He's also amazingly adept at crafting scenes with dialogue to move the plot forward:
I was with Joanie in the bowling alley, sitting in the back row of benches, having a Coke, watching them bowl.
"I went to see Miss Delaney," she said.
"You did?"
"After school," Joanie said. "The day after we found out about that guy Richard Kraus."
"You didn't say anything did you?"
"Nothing bad," she said. "I told her I was starting to think about college."
"College?" I said. "We're in the eighth grade."
Joanie ignored me.
"And she said that was wise, it was never too early."
"Okay," I said.
"So I told her I was wondering where she went," Joanie said.
"Miss Delaney?"
"Yes, and she told me Colby College."
"Where's that?" I said.
"In Maine someplace," Joanie said.
"Who wants to go to college in Maine?" I said.
"And I said did she have a yearbook or something I could look at, and she gave me hers. She brought it in the next day."
"Her college yearbook?" I said.
Joanie reached into her book bag and pulled the yearbook out...
As a result of obtaining the yearbook, Bobby and Joanie can examine not only Miss Delaney's college picture but the pictures of other members of the class in the hope of identifying the man who is abusing her. It's with this kind of sleight of hand that Parker advances the plot.

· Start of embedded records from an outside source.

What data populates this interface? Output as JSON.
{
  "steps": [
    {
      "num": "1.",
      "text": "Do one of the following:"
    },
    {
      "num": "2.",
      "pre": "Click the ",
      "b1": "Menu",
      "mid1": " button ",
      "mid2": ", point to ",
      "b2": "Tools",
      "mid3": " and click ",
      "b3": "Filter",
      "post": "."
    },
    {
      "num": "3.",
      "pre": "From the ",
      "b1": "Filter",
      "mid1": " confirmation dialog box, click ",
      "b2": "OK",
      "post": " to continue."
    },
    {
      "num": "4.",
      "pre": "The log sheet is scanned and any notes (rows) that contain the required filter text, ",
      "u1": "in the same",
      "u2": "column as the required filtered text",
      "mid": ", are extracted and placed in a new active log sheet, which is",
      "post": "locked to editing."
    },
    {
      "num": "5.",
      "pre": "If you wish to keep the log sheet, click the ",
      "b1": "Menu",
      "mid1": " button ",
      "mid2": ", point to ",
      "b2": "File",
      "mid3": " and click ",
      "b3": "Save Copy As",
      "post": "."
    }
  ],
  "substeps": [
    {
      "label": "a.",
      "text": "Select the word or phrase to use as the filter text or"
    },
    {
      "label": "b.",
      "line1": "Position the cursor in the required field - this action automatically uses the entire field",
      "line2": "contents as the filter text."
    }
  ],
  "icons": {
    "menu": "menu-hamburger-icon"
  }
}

And then there is the seemingly effortless way that Parker skips details across the page. With just a flick of his wrist, he paints a scene. The words have a kind of zing, an energy that pulls the reader along, as here:
He had been behind the wharf office shed, and now he was in full view in the moonlight walking up toward the bandstand. Tupper was holding his big knife low in front of him, moving it back and forth toward us. When he heard Nick, he pivoted in that direction and waved the knife at him.
Or here:
I wasn't as scared anymore. My heart was still beating very hard. But I didn't feel so sick to my stomach now. In the moonlight everything looked pale. But I thought that Tupper looked paler than the rest of us. And even though it was kind of chilly, there was sweat on his face. He backed up onto the bandstand again.
So, if you want to study how a writer constructs a sentence, take a look at Parker's newest effort.

He's the kind of writer who is always luring readers deeper into the story with words that skim across the page like well-thrown stones skipping across the water.

For more information about Robert B. Parker and his work, visit his blog at:

Or his website, which contains this interview:

Or this interview in Booklist Online:

Plus, here's what other bloggers are saying about Edenville Owls:


Jack said...

A good selection of story hooks and discussion; you've moved this one onto my reading list.

Anonymous said...

The skipping stones analogy in your piece this week is perfect for how to know when a piece is finished. I had never thought of it in quite that way before, but what I look for in a finished, polished piece is exactly that: it should read as lightly and easily as a stone skipping across the water...if there are places where the stone suddenly "sinks" -- those are the places I focus on in revision.